# Maximal order of an element in a symmetric group

If we let $$S_n$$ denote the symmetric group on $$n$$ letters, then any element in $$S_n$$ can be written as the product of disjoint cycles, and for $$k$$ disjoint cycles, $$\sigma_1,\sigma_2,\ldots,\sigma_k$$, we have that $$|\sigma_1\sigma_2\ldots\sigma_k|=\operatorname{lcm}(\sigma_1,\sigma_2,\ldots,\sigma_k)$$.

So to find the maximum order of an element in $$S_n$$, we need to maximize $$\operatorname{lcm}(\sigma_1,\sigma_2,\ldots,\sigma_k)$$ given that $$\sum_{i=1}^k{|\sigma_i|}=n$$. So my question:

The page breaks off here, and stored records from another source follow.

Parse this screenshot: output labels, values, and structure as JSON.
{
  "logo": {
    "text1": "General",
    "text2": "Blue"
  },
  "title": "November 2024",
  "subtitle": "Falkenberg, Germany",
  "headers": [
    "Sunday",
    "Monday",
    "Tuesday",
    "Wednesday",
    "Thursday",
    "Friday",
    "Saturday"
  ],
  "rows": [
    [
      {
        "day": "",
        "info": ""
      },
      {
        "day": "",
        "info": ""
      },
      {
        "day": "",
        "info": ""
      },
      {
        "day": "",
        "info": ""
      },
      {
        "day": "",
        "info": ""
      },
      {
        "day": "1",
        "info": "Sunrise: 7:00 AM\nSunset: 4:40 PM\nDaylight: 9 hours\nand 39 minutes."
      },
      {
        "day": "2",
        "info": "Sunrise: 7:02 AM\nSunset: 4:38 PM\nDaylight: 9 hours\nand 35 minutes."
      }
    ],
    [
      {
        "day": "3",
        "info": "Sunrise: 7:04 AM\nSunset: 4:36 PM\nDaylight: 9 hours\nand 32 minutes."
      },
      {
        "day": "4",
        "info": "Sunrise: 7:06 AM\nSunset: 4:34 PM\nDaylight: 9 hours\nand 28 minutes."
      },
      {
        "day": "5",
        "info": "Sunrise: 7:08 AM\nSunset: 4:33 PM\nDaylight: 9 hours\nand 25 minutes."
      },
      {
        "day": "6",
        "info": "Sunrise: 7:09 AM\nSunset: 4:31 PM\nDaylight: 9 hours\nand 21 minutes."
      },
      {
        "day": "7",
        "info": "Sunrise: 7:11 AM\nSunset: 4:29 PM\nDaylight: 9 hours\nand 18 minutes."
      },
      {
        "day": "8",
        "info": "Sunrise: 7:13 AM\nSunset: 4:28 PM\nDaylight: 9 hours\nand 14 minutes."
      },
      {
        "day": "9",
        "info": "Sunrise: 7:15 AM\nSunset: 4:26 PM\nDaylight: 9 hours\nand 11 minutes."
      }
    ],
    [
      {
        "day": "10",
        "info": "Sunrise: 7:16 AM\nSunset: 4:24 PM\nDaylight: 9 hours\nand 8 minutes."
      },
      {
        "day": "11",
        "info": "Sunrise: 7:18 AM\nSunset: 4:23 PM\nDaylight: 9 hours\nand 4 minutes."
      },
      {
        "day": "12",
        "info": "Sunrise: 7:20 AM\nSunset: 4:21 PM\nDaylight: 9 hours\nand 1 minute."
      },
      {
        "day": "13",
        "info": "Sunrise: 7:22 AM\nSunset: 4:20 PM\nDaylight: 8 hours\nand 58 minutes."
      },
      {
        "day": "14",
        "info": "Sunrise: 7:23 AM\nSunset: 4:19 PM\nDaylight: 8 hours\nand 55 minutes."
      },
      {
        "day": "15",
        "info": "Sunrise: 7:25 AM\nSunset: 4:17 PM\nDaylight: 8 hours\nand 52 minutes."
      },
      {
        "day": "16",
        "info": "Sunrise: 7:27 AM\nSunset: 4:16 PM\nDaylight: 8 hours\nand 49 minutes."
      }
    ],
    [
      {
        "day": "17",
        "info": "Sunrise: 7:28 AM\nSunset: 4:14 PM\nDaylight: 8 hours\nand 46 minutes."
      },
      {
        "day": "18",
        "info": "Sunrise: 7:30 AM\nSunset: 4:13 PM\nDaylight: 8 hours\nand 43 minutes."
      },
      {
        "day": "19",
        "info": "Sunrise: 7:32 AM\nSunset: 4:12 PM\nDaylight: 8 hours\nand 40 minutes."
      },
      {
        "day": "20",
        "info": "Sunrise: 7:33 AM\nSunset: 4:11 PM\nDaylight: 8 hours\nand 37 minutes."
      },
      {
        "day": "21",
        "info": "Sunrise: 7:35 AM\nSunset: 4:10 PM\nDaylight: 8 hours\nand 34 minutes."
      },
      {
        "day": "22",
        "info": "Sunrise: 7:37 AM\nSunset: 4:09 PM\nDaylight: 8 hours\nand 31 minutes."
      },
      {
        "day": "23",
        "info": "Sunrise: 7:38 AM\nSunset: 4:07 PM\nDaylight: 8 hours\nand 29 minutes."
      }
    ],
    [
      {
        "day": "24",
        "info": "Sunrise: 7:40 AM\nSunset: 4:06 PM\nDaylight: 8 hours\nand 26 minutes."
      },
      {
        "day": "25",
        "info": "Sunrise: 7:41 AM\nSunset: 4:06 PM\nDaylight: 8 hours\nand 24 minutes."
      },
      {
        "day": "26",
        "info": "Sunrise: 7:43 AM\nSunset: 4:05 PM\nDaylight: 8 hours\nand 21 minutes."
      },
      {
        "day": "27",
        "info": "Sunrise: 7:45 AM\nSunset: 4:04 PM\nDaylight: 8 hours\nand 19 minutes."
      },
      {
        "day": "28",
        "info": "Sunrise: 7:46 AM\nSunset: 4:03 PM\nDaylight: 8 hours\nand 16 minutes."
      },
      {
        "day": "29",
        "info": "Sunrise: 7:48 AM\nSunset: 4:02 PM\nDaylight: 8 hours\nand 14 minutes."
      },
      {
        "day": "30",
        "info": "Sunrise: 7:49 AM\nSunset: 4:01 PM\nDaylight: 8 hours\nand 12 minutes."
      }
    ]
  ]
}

How can we determine $$|\sigma_1|,|\sigma_2|,\ldots,|\sigma_k|$$ such that $$\sum_{i=1}^k{|\sigma_i|}=n$$ and $$\operatorname{lcm}(\sigma_1,\sigma_2,\ldots,\sigma_k)$$ is at a maximum?

## Example

For $$S_{10}$$ we have that the maximal order of an element consists of 3 cycles of length 2,3, and 5 (or so I think) resulting in an element order of $$\operatorname{lcm}(2,3,5)=30$$.

I'm certain that the all of the magnitudes will have to be relatively prime to achieve the greatest lcm, but other than this, I don't know how to proceed. Any thoughts or references? Thanks so much.

• I've wanted to know this for quite a while, ever since I noticed that $Z_6$ is a subgroup of $S_5$, so thanks for asking. – MJD Oct 26 '12 at 0:34

This is Landau's Function.

Asymptotic estimates are known.

André has already provided the name and the link; here's a derivation of the bound $g(n)\lt\mathrm e^{n/\mathrm e}$ in the article. If we could choose all the $l_i:=|\sigma_i|$ freely, only constrained by their sum $n$, we'd want to find the stationary points of the objective function

$$\prod_il_i-\lambda\sum_il_i\;.$$

Differentiating with respect to $\sigma_j$ yields

$$\prod_il_i=\lambda l_j\;,$$

so not surprisingly the only stationary point is where all the $l_i$ are equal. Then we can optimize their number $k$ by writing $l_i=n/k$, and we want to maximize

$$\left(\frac nk\right)^k\;,$$

or equivalently

$$\log\left(\frac nk\right)^k=k\left(\log n-\log k\right)\;.$$

Taking the derivative with respect to $k$ yields $\log n-\log k=1$ and thus $k=n/\mathrm e$, so ideally we'd want all the $l_i$ to be $\mathrm e$. In that case the product would be $\mathrm e^{n/\mathrm e}$, and the constraints that the $l_i$ have to be coprime integers can only lower that value (quite considerably, as the asymptotic result in the article shows).

This calculation also shows that $\mathrm e$ would be the optimal radix for a Fast Fourier Transform.

• Thank you for this derivation. It is very helpful. – Jemmy Oct 26 '12 at 10:06
• @Jeremy: You're welcome! – joriki Oct 26 '12 at 10:11

For more detail you can see this paper.

The maximum order of an element of finite symmetric group by William Miller, American Mathematical Monthly, page 497-506.